According to the story, “The new policy comes just a few months after Sobeys placed near the bottom of Greenpeace Canada's annual supermarket ranking on seafood sustainability, with a score of 14 per cent, ahead of Co-Op (12 per cent) and Costco (seven per cent). The Overwaitea Food Group came out on top with a grade of 51 per cent, followed by Loblaw (43 per cent), Safeway (36 per cent), Wal-Mart (28 per cent) and Metro (21 per cent).”

And, the Sun writes, “In an interview, David Smith, vice president of sustainability at Sobeys, said it's not enough to sign on to certification programs to phase-out at-risk species from fish counters, so Sobeys has teamed with Sustainable Fisheries Partnership, an international non-governmental group that works with seafood suppliers and producers to create sustainable operations.”
KC's View:
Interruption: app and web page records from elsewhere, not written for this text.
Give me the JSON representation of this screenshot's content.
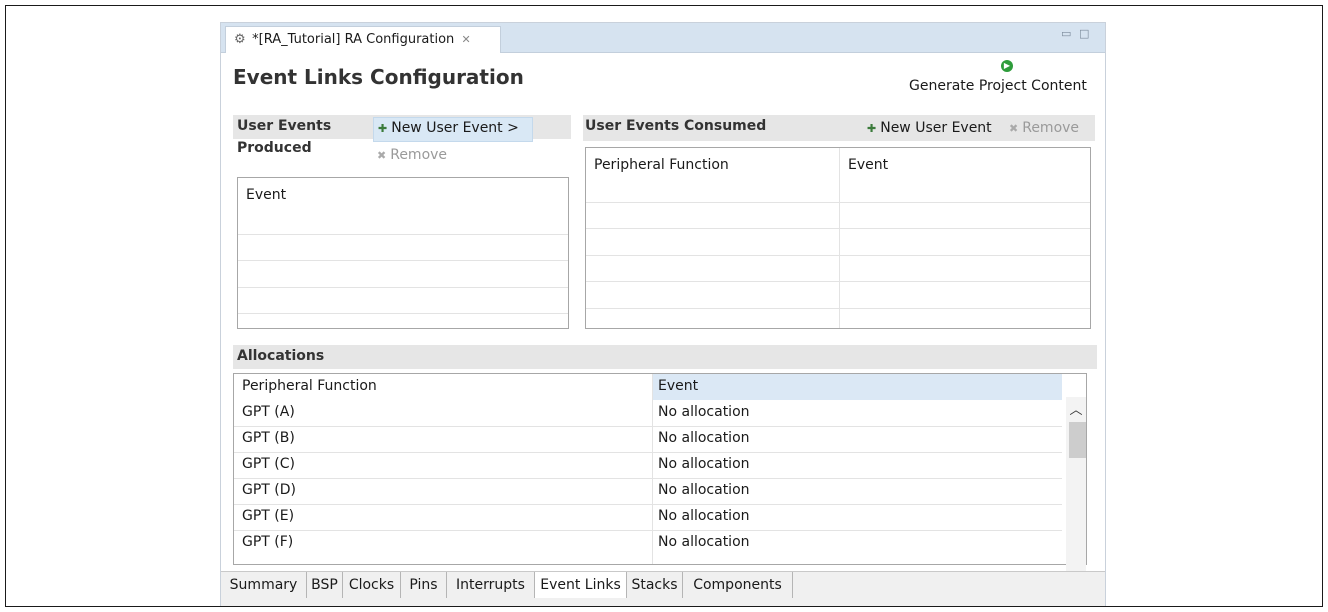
{
  "editor_tab": {
    "title": "*[RA_Tutorial] RA Configuration",
    "close": "✕"
  },
  "header": {
    "title": "Event Links Configuration",
    "generate_label": "Generate Project Content"
  },
  "produced": {
    "header": "User Events Produced",
    "header_line1": "User Events",
    "header_line2": "Produced",
    "new_btn": "New User Event >",
    "remove_btn": "Remove",
    "column": "Event"
  },
  "consumed": {
    "header": "User Events Consumed",
    "new_btn": "New User Event",
    "remove_btn": "Remove",
    "columns": [
      "Peripheral Function",
      "Event"
    ]
  },
  "allocations": {
    "header": "Allocations",
    "columns": [
      "Peripheral Function",
      "Event"
    ],
    "rows": [
      {
        "peripheral": "GPT (A)",
        "event": "No allocation"
      },
      {
        "peripheral": "GPT (B)",
        "event": "No allocation"
      },
      {
        "peripheral": "GPT (C)",
        "event": "No allocation"
      },
      {
        "peripheral": "GPT (D)",
        "event": "No allocation"
      },
      {
        "peripheral": "GPT (E)",
        "event": "No allocation"
      },
      {
        "peripheral": "GPT (F)",
        "event": "No allocation"
      }
    ]
  },
  "bottom_tabs": [
    "Summary",
    "BSP",
    "Clocks",
    "Pins",
    "Interrupts",
    "Event Links",
    "Stacks",
    "Components"
  ],
  "active_bottom_tab": "Event Links",
  "colors": {
    "accent": "#d6e3f0",
    "generate_icon": "#2e9c3b"
  }
}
Give credit to Sobey’s for responding to a situation that it felt put it at a competitive disadvantage.